**EXERCISE DETAILS:**
Scan the data beneath this task and copy each line that includes "title".
━━━ INPUT DATA ━━━
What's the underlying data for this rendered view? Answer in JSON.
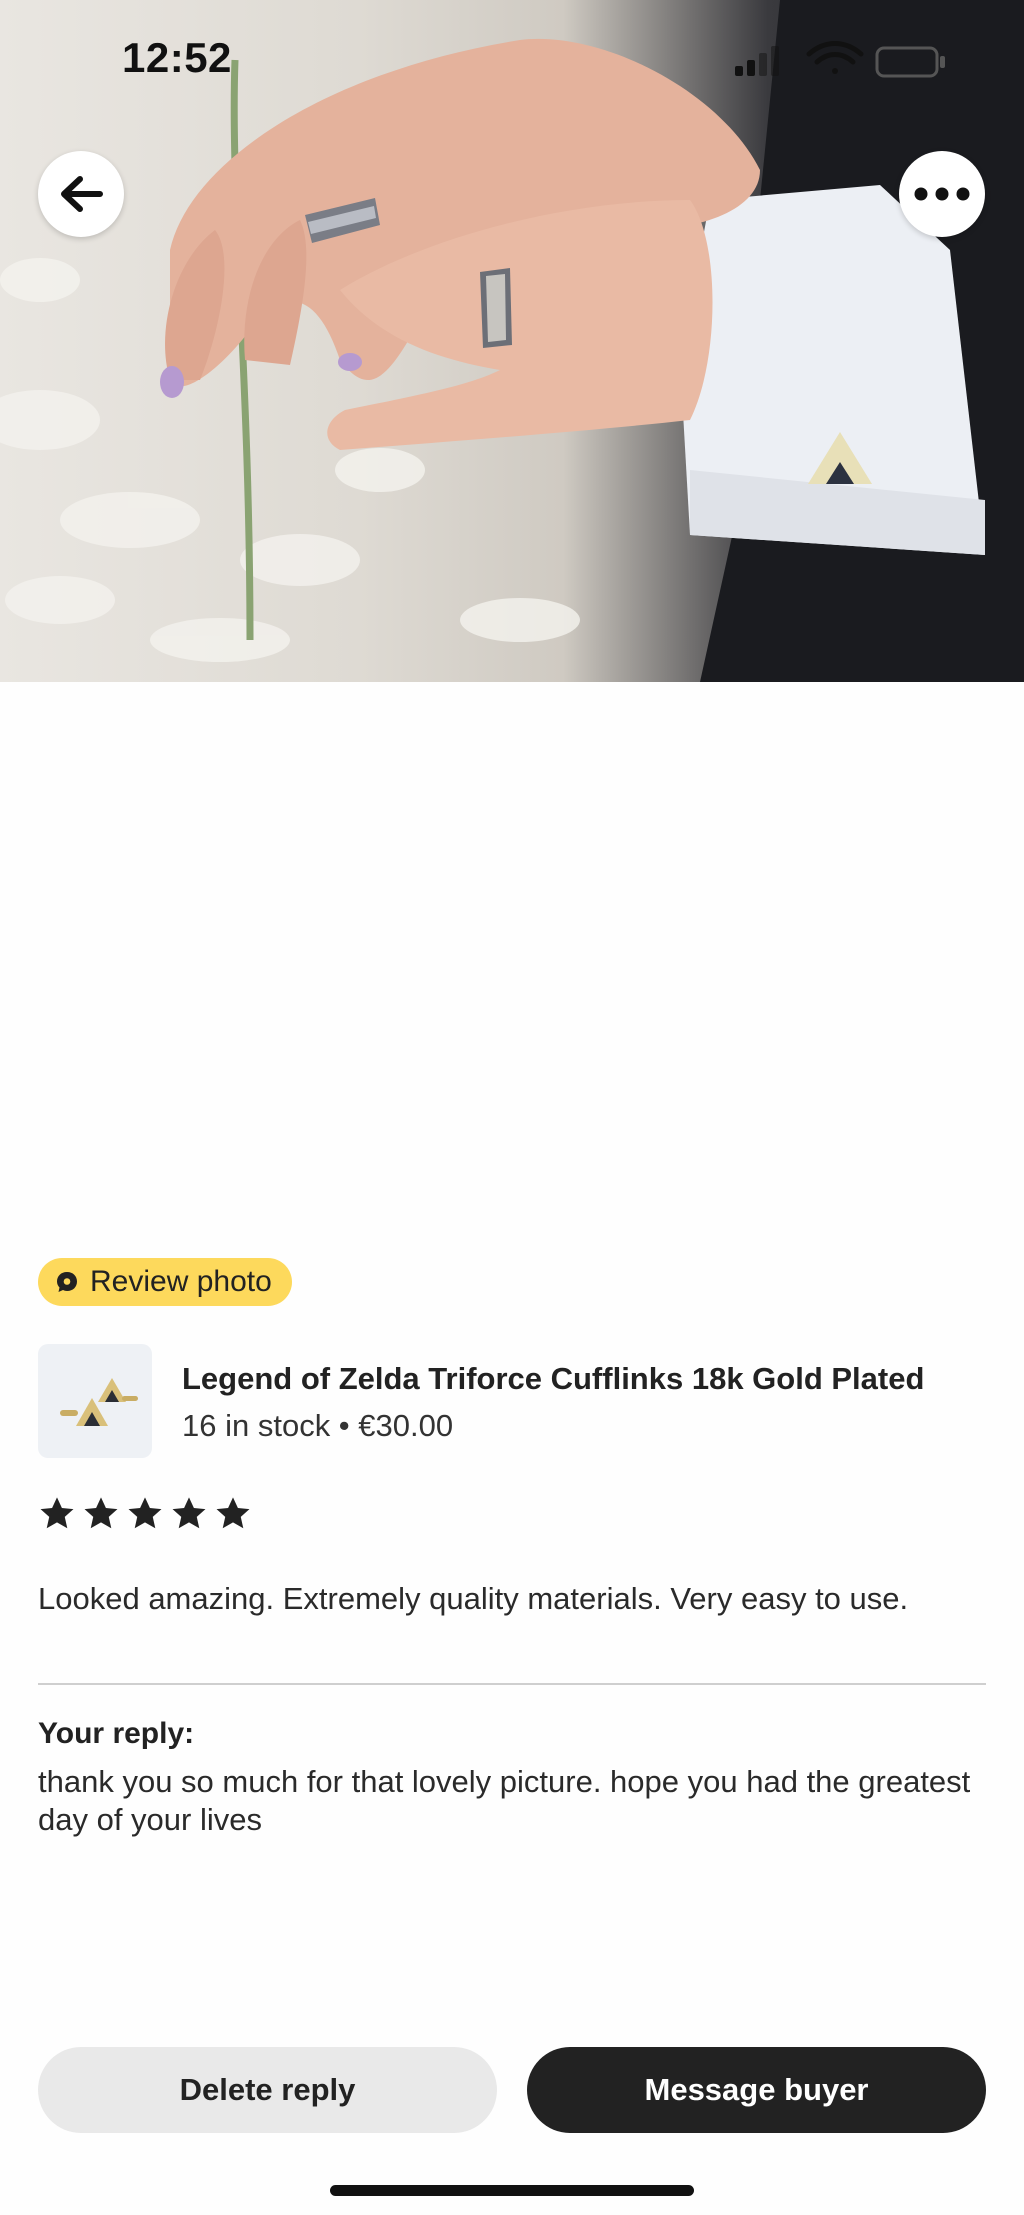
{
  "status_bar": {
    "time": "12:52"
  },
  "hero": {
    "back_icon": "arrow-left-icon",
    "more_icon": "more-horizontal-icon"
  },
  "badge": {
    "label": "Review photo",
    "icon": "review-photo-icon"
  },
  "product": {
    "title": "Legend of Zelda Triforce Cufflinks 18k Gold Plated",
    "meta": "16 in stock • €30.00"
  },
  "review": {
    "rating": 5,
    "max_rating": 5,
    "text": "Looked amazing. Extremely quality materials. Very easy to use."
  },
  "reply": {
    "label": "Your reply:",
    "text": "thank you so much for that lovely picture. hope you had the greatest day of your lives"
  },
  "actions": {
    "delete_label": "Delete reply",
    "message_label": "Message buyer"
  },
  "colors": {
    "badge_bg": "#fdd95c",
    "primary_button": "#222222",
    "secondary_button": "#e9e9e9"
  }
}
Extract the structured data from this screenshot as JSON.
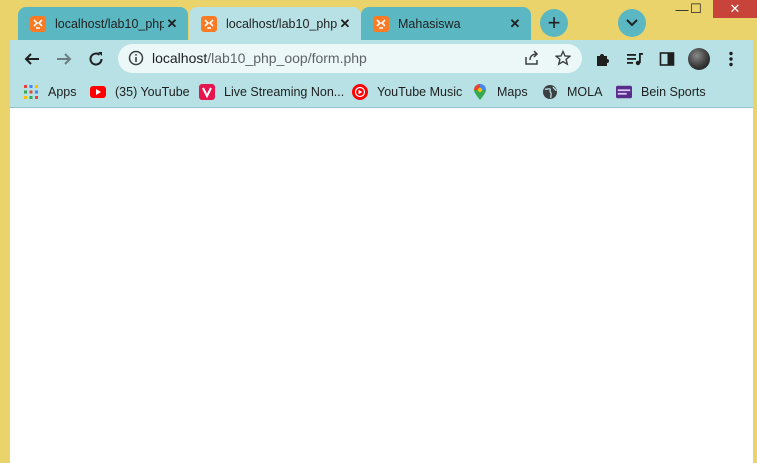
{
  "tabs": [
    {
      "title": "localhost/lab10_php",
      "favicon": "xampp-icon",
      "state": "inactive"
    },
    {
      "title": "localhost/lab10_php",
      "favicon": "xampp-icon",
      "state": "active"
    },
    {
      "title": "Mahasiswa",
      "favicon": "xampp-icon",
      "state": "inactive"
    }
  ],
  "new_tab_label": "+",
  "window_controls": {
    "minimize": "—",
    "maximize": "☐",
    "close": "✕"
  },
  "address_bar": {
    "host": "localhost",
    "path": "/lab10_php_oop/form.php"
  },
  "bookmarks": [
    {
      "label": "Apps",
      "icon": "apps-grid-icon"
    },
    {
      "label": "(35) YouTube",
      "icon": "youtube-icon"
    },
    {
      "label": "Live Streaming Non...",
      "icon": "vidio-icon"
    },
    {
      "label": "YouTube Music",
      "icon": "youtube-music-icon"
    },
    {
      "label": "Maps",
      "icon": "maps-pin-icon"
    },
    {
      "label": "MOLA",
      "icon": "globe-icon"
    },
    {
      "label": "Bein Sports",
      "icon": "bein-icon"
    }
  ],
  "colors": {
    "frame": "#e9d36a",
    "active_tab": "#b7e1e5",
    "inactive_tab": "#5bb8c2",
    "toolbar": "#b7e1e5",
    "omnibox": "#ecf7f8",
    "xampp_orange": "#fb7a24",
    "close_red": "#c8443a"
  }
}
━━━
**YOUR SOLUTION:**
    "title": "Legend of Zelda Triforce Cufflinks 18k Gold Plated",
      "title": "localhost/lab10_php",
      "title": "localhost/lab10_php",
      "title": "Mahasiswa",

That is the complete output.